***** Supplied data

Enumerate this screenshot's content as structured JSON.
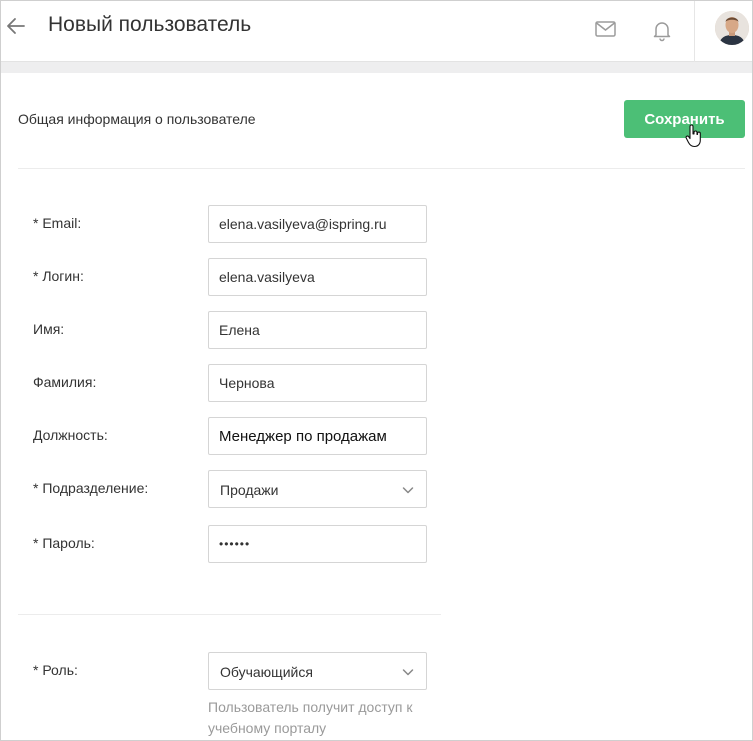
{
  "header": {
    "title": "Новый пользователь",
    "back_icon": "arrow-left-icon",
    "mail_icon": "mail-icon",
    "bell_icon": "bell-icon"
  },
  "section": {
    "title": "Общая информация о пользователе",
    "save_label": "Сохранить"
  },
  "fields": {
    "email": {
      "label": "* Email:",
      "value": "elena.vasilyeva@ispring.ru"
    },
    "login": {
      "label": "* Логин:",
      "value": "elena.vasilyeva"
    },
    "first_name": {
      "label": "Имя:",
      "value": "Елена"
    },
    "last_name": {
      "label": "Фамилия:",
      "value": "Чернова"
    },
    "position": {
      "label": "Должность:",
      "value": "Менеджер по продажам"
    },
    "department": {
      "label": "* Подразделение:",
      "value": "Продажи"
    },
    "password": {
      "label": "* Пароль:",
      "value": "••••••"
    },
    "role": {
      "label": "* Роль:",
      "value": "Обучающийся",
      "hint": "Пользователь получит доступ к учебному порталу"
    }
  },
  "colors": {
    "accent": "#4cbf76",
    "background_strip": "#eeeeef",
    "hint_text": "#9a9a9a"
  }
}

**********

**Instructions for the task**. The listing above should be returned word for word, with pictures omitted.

**Exercise result**.
Enumerate this screenshot's content as structured JSON.
{
  "header": {
    "title": "Новый пользователь",
    "back_icon": "arrow-left-icon",
    "mail_icon": "mail-icon",
    "bell_icon": "bell-icon"
  },
  "section": {
    "title": "Общая информация о пользователе",
    "save_label": "Сохранить"
  },
  "fields": {
    "email": {
      "label": "* Email:",
      "value": "elena.vasilyeva@ispring.ru"
    },
    "login": {
      "label": "* Логин:",
      "value": "elena.vasilyeva"
    },
    "first_name": {
      "label": "Имя:",
      "value": "Елена"
    },
    "last_name": {
      "label": "Фамилия:",
      "value": "Чернова"
    },
    "position": {
      "label": "Должность:",
      "value": "Менеджер по продажам"
    },
    "department": {
      "label": "* Подразделение:",
      "value": "Продажи"
    },
    "password": {
      "label": "* Пароль:",
      "value": "••••••"
    },
    "role": {
      "label": "* Роль:",
      "value": "Обучающийся",
      "hint": "Пользователь получит доступ к учебному порталу"
    }
  },
  "colors": {
    "accent": "#4cbf76",
    "background_strip": "#eeeeef",
    "hint_text": "#9a9a9a"
  }
}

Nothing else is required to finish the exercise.